Baltimore-Washington Maglev Tunnels
Deployment of ultra-fast Japanese superconducting maglev train technology along the Northeast Corridor will make an initial 15-minute trip from Baltimore to Washington, DC possible within the next decade, all while creating tens of thousands of infrastructure jobs.
The developer of the project (BWRR) emphasizes the importance of identifying and using land in a manner that will minimize any negative impacts to landowners during both construction and operation. 311 MPH travel requires and relatively straight alignment to provide a comfortable and safe ride. Thus, for operational purposes, approximately 75 percent of the route will be in deep tunnels underground.
Seven or eight TBMs with a diameter of 50 feet will drill 30 miles of tunnel, 80 to 150 feet underground. The majority of the remaining route will be on viaduct. Surface impacts, whether below ground or above ground, will be designed to be minimized.

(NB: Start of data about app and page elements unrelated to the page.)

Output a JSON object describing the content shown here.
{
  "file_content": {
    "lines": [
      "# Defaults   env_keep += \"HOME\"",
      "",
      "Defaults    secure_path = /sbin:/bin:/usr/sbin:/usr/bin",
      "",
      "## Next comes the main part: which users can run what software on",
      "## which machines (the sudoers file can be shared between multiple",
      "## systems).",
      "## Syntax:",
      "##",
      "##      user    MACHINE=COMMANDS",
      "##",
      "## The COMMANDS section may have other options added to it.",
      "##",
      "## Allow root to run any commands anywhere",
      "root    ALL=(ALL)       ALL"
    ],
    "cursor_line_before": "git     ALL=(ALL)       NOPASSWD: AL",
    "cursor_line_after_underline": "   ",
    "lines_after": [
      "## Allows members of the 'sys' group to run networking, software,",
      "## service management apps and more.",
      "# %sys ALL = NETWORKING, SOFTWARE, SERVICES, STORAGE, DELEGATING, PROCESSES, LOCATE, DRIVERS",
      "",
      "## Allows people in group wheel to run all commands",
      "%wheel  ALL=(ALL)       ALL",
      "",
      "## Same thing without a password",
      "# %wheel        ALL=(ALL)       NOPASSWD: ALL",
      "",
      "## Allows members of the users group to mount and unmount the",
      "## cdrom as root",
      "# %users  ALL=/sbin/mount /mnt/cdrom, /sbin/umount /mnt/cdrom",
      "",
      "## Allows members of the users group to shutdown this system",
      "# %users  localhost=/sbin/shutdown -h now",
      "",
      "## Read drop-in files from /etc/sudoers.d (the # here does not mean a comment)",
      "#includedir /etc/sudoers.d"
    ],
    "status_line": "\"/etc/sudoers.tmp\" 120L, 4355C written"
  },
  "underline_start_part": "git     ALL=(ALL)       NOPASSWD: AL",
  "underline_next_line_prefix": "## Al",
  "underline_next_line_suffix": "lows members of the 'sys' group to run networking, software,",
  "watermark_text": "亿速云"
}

When it comes to public transit, tunnels are safe and mitigate surface impacts, and provide a means to deploy unparalleled speed. So with speed, safety, and smartly engineered tunnels, superconducting maglev train technology offers the possibility of the most exciting travel ever devised along the Northeast Corridor.